[Editor's note: The Tyee received this unsolicited op-ed from Oliver Brandes, co-director of the POLIS Project on Ecological Governance at the University of Victoria. We publish it here for your consideration.]
Words have meaning. But, as we all know, governments don't always give this meaning much attention when making promises.
Six years ago, almost to the month, on the shores of Musqueam Creek, then-Environment Minister Barry Penner made a series of promises as part of the Provincial Water Plan, Living Water Smart. Many of those promises never came to fruition, but the flagship of that plan was to modernize the over 100-year-old B.C. Water Act.
The Water Act was a relic from a bygone era when the province was largely focused on settlers, miners, and loggers. Creating certainty for investment to kick-start a resource-based economy was top priority.
Fast-forward 100 years and the province is certainly a different place -- one of high rises, high tech and increasingly high tides. Water is acknowledged by almost all sectors, and certainly across the full political spectrum, as critical to our future. Citizens get it, the media get it, the bureaucrats get it. Now politicians are getting it, too.
After an exhaustive -- and exhausting -- six-year consultation and engagement odyssey, the Water Act modernization process is now complete. Bill 18 was passed into law this week and a new B.C. Water Sustainability Act has arrived. While this is certainly a good step forward, the question remains: is this Act really something modern with the promise of sustainability at its core?
The new Act is a big and complicated piece of legislation. So it's not surprising that there is some good, bad, and a little ugly as part of the package. The province did get a few things right, including groundwater licensing, improved water planning, and critical attention to environmental flows as a priority.
Last summer's controversy around Nestlé pumping tons of water at no cost and selling it back to us in bottles symbolized the exclamation point on the failure of the previous water laws. Groundwater licensing is long overdue and, with the new Act, the government can now move forward with managing water as one critical resource -- both above and below ground.
Another important aspect of the Act is its the potential for delegating or sharing responsibilities with regional watershed entities that might better understand local needs in areas where water conflicts or ecosystem risks exist.
The protection of environmental flows to keep fish alive and thriving is a prominent theme that runs throughout the Act, and represents a major improvement from its predecessor. Not only will decision makers be required to consider environmental flows and other critical water "objectives" related to quality, quantity, and ecosystem health as part of future allocation decisions, they will also have legal tools to ensure that minimum thresholds in our rivers trump existing water rights. Keeping enough water in place to ensure fish survive and watersheds can function is a fundamental hallmark of any modern water law.

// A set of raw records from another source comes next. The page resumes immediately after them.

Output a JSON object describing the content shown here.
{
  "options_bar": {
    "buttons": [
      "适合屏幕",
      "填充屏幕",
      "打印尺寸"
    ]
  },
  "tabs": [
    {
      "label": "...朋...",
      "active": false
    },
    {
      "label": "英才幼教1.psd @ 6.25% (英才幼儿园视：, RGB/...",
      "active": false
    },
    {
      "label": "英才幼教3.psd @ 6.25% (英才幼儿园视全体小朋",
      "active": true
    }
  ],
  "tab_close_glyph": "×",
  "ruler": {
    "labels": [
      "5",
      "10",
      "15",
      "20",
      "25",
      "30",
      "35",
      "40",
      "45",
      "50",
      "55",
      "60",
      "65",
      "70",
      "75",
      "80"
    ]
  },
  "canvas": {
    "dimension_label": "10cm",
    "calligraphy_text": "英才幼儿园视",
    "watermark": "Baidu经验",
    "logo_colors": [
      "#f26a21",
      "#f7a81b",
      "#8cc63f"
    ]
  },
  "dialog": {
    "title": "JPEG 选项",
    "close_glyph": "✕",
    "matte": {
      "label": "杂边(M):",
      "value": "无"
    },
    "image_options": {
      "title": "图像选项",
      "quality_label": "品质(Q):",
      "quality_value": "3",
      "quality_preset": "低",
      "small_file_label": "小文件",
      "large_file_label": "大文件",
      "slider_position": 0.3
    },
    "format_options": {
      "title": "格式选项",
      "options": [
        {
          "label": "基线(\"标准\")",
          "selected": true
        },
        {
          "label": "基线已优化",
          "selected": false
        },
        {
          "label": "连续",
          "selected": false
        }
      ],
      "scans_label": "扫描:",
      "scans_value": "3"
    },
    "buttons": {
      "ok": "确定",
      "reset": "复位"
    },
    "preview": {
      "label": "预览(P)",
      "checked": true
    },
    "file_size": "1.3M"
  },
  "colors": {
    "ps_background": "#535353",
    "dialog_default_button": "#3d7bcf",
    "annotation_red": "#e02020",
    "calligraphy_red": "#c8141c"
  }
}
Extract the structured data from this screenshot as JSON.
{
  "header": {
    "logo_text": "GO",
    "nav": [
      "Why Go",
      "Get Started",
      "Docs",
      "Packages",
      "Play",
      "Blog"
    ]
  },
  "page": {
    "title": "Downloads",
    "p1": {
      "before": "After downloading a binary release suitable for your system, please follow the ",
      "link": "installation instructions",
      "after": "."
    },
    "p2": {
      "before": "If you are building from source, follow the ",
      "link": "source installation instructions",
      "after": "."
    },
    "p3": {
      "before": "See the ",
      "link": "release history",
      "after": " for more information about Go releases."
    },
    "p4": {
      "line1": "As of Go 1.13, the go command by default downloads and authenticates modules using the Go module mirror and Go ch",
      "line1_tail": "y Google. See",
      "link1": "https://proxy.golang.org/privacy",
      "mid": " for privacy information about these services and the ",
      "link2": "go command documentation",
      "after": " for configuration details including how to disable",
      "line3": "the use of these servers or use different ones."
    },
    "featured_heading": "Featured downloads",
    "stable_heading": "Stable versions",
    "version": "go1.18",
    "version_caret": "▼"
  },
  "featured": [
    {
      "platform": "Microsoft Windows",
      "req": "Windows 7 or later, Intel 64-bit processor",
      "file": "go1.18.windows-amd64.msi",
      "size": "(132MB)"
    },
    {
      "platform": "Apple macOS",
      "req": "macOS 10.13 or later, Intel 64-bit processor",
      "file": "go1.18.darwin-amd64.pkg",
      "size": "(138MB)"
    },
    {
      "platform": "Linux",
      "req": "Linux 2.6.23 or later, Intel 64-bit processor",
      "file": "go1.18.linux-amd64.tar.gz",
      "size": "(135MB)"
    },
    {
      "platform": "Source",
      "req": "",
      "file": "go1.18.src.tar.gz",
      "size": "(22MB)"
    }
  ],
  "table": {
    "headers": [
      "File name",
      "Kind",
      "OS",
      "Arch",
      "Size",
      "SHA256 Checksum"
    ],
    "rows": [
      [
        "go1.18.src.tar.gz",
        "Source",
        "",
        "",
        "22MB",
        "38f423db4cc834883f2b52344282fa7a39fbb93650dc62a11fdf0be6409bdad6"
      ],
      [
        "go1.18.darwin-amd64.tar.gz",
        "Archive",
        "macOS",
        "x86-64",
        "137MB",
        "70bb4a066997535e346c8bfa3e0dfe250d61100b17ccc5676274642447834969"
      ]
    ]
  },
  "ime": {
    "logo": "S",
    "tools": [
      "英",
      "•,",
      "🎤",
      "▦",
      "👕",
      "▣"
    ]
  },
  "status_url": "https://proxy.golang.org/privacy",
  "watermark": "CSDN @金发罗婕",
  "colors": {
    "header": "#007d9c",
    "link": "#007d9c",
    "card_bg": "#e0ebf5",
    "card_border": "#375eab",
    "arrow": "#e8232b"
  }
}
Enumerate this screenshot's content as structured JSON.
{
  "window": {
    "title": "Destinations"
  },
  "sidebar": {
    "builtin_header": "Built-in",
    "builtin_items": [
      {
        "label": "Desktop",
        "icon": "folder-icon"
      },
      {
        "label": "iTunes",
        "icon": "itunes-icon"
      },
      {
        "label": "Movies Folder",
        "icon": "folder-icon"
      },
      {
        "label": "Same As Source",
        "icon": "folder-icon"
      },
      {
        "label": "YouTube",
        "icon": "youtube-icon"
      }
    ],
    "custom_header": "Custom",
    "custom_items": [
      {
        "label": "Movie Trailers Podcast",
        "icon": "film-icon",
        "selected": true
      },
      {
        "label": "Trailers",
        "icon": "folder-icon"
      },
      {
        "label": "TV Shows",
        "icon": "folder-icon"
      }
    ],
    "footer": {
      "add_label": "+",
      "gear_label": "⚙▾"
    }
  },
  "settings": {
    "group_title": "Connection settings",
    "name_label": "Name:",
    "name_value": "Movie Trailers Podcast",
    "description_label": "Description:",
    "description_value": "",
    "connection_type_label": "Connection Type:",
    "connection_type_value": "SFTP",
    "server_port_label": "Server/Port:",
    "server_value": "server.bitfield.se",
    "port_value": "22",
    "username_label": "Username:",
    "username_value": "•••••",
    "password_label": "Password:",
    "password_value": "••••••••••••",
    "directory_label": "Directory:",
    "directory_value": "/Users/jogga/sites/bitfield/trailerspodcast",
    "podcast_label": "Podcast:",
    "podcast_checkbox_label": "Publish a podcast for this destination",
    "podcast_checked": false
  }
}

The big missed opportunity would have been moving past the archaic "first-in-time, first-in-right" priority system and embedding the public trust doctrine. The public trust would make it absolutely clear that government is only the custodian of the province's fresh water, holding it in trust for its citizens and generations to come. Providing a clear signal for this in the legislation would have ensured no decisions could degrade or undermine the health and function of B.C.'s fresh water. By providing independent oversight and robust mechanisms for citizens and communities to play a more direct role in decisions that affect us all, B.C. would have jumped to the front of the queue of modern and sustainable water law, and could have become a national -- and potentially even global -- leader.
Yet, there are still many uncertainties regarding this Act since many of the critical details about thresholds and triggers still need to be worked out in the regulation development phase. This will likely take another three to five years, but from what we have seen so far, the province is generally on the right track.
So, at the end of this long and sometimes upstream paddle are British Columbians getting a modern and sustainable water act? Early signs point to yes.
The Act signals a fresh approach based more on stewardship and protection than simply on rules for resource extraction. But, as with all things that really matter, we must remain vigilant. Government should find the resources to turn concepts into action, and continue its commitment to open, transparent dialogue as vital details are worked out in regulations.
And, all of us must become architects of our sustainable water future by ensuring our leaders keep their promises -- with meaning and actions to match their words.
Oliver M. Brandes is the co-director of the POLIS Project on Ecological Governance, based at the University of Victoria's Centre for Global Studies, and leads the POLIS Water Sustainability Project. He is a lead author of the recent report "A Blueprint for Watershed Governance in British Columbia."